A POSTING TO A WEB FORUM
DeYoung, Chris. Online posting. 12 Dec. 2007. Issues: Gay Rights. 14 Dec. 2007
Include the author, header (if any) in quotation marks, the designation Online posting, the date of the posting, the name of the forum, the date of access, and the URL.
A NEWSGROUP POSTING
Vining, Philip. "Zoos and Infotainment." Online posting. 16 Oct. 2007. 12 Dec. 2007.
Include the author, header in quotation marks, the designation Online posting, the date of posting, the date of access, and the name of the newsgroup.
Krishnamurthi, Ashok. Online discussion of cyberlaw and the media. "Reinventing Copyright in a Digital Environment." 25 Oct. 2007. MediaMOO. 25 Oct. 2007
To cite a synchronous communication from a MUD or a MOO, include the name of the speaker, a description of the event, the date, the forum, the date of access, and the electronic address.
Calvino, Italo. "Right and Wrong Political Uses of Literature." Symposium on Euro-pean Politics. Amherst College, Amherst. 25 Feb. 1976.
The Voice of the Khalam. Prod. Loretta Pauker. Perf. Leopold Senghor, Okara, Bi-rago Diop, Rubadiri, and Francis Parkes. Contemporary Films/McGraw-Hill, 1971. 16 mm, 29 min.
Other pertinent information to give in film references, if available, is the writer and director (see model for radio/television program for style).
A TELEVISION OR RADIO PROGRAM
The Shakers: Hands to Work, Hearts to God. Narr. David McCullough. Dir. Ken Burns and Amy Stechler Burns. Writ. Amy Stechler Burns, Wendy Tilghman, and Tom Lewis. PBS. WGBY, Springfield. 28 Dec. 1992.
Style Wars! Videotape. Prod. Tony Silver and Henry Chalfont. New Day Films, 1985. 69 min.
Harry Potter and the Order of the Phoenix. DVD. Prod. David Barron and David Heyman. Warner Bros., 2007. 139 min.
Quitters: A Musical Celebration. By Molly Newman and Barbara Damashek. Dir. Joyce Devlin. Musical dir. Faith Fung. Mt. Holyoke Laboratory Theatre, South Hadley, MA. 26 Apr. 1991. Based on The Quilters: Women and Domestic Art by Patricia Cooper and Norma Bradley Allen.
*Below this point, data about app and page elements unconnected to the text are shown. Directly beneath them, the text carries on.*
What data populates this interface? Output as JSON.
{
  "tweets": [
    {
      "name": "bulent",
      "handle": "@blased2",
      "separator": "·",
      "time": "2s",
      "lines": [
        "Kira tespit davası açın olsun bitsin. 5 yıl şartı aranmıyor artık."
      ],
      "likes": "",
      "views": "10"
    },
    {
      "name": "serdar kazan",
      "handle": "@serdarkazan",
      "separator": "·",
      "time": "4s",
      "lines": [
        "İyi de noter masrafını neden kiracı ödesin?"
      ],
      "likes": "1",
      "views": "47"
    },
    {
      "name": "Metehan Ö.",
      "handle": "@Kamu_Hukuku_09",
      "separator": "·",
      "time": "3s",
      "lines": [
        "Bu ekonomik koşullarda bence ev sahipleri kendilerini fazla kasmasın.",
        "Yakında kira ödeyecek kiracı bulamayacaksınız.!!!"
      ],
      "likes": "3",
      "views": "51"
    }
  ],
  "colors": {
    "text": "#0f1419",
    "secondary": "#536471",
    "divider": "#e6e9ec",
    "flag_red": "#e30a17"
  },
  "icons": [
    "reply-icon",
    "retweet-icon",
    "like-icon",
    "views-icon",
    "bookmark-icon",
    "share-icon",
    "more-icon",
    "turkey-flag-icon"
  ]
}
Hines, Gregory. Interview. With D. C. Denison. Boston Globe Magazine 29 Mar. 1987: 2.
Note: An interview conducted by the author of the paper would be documented as follows:
Hines, Gregory. Personal interview. 29 Mar. 1987.
Source: Elements of Argument, Annette Rottenberg.